A teenager who smashed into another car while on his way to get drugs, leaving the victim trapped in a burning car with life-threatening injuries, has been sentenced to more than three years’ jail.

Joshua Luke Winters, 19, thought he was being chased by an undercover police car as he sped along Livingston Avenue in Kambah in January, on his way to pick up cannabis in a stolen car he had borrowed from a friend.

He drove straight into the intersection with Sulwood Drive at peak hour, ploughing into the driver’s side of another car at speeds of between 60-80km/h.

The victim – who was in court for the sentencing on Thursday – was left trapped in his car with serious head injuries.

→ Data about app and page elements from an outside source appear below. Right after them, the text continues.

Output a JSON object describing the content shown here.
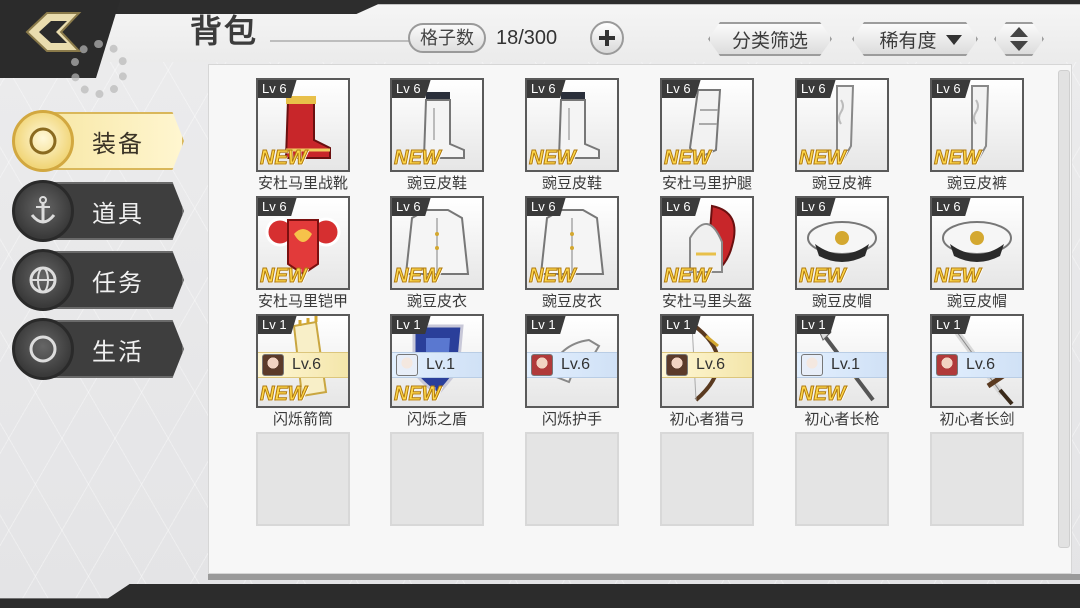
{
  "header": {
    "title": "背包",
    "slot_label": "格子数",
    "slot_value": "18/300",
    "filter_label": "分类筛选",
    "rarity_label": "稀有度"
  },
  "sidebar": {
    "tabs": [
      {
        "label": "装备",
        "icon": "equipment-emblem-icon",
        "active": true
      },
      {
        "label": "道具",
        "icon": "anchor-icon",
        "active": false
      },
      {
        "label": "任务",
        "icon": "globe-icon",
        "active": false
      },
      {
        "label": "生活",
        "icon": "moon-emblem-icon",
        "active": false
      }
    ]
  },
  "items": [
    {
      "name": "安杜马里战靴",
      "level": "Lv 6",
      "new": "NEW",
      "art": "red-boot",
      "equipped": null
    },
    {
      "name": "豌豆皮鞋",
      "level": "Lv 6",
      "new": "NEW",
      "art": "white-boot",
      "equipped": null
    },
    {
      "name": "豌豆皮鞋",
      "level": "Lv 6",
      "new": "NEW",
      "art": "white-boot",
      "equipped": null
    },
    {
      "name": "安杜马里护腿",
      "level": "Lv 6",
      "new": "NEW",
      "art": "leg-guard",
      "equipped": null
    },
    {
      "name": "豌豆皮裤",
      "level": "Lv 6",
      "new": "NEW",
      "art": "white-pants",
      "equipped": null
    },
    {
      "name": "豌豆皮裤",
      "level": "Lv 6",
      "new": "NEW",
      "art": "white-pants",
      "equipped": null
    },
    {
      "name": "安杜马里铠甲",
      "level": "Lv 6",
      "new": "NEW",
      "art": "red-armor",
      "equipped": null
    },
    {
      "name": "豌豆皮衣",
      "level": "Lv 6",
      "new": "NEW",
      "art": "white-coat",
      "equipped": null
    },
    {
      "name": "豌豆皮衣",
      "level": "Lv 6",
      "new": "NEW",
      "art": "white-coat",
      "equipped": null
    },
    {
      "name": "安杜马里头盔",
      "level": "Lv 6",
      "new": "NEW",
      "art": "red-helmet",
      "equipped": null
    },
    {
      "name": "豌豆皮帽",
      "level": "Lv 6",
      "new": "NEW",
      "art": "captain-hat",
      "equipped": null
    },
    {
      "name": "豌豆皮帽",
      "level": "Lv 6",
      "new": "NEW",
      "art": "captain-hat",
      "equipped": null
    },
    {
      "name": "闪烁箭筒",
      "level": "Lv 1",
      "new": "NEW",
      "art": "quiver",
      "equipped": {
        "lv": "Lv.6",
        "avatar": "brown",
        "bar": "gold"
      }
    },
    {
      "name": "闪烁之盾",
      "level": "Lv 1",
      "new": "NEW",
      "art": "shield",
      "equipped": {
        "lv": "Lv.1",
        "avatar": "white",
        "bar": "blue"
      }
    },
    {
      "name": "闪烁护手",
      "level": "Lv 1",
      "new": "",
      "art": "gauntlet",
      "equipped": {
        "lv": "Lv.6",
        "avatar": "red",
        "bar": "blue"
      }
    },
    {
      "name": "初心者猎弓",
      "level": "Lv 1",
      "new": "",
      "art": "bow",
      "equipped": {
        "lv": "Lv.6",
        "avatar": "brown",
        "bar": "gold"
      }
    },
    {
      "name": "初心者长枪",
      "level": "Lv 1",
      "new": "NEW",
      "art": "spear",
      "equipped": {
        "lv": "Lv.1",
        "avatar": "white",
        "bar": "blue"
      }
    },
    {
      "name": "初心者长剑",
      "level": "Lv 1",
      "new": "",
      "art": "sword",
      "equipped": {
        "lv": "Lv.6",
        "avatar": "red",
        "bar": "blue"
      }
    }
  ],
  "empty_slots": 6
}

Winters ran from the scene, not stopping to check on the other driver. The victim’s car caught fire, and despite the ‘‘valiant’’ efforts of passers-by, he was not freed for 20 minutes.

The crash left the victim fighting for his life for 20 days in the intensive care unit. He suffered a permanent brain injury, permanent scarring, and burns to his lung, chest, foot and arm.


He was transferred to a specialist brain injury unit in Sydney – coincidentally, the same unit where Winters’ cousin was treated after a serious crash several years ago.

Winters was on bail at the time, and was unlicensed, having never held a licence. The teenager was sentenced for a series of nine offences by Chief Magistrate Lorraine Walker on Thursday afternoon.

The victim’s partner wept as Ms Walker made her sentencing remarks, in which she described Winters’ ‘‘appalling criminal record’’.

The court heard his father was sent to prison for hitting Winters’ mother when he was just seven.

He has taken drugs and alcohol since the age of 12, and was kicked out of school at 13. Winters was sentenced to three years and nine months’ jail, with a non-parole period of two years and six months.

That will be reduced by 80 days for time already served.

Winters said ‘‘thank you very much’’ as he started to walk out of the court room.

It will be six years and six months before he can apply to the court for a licence.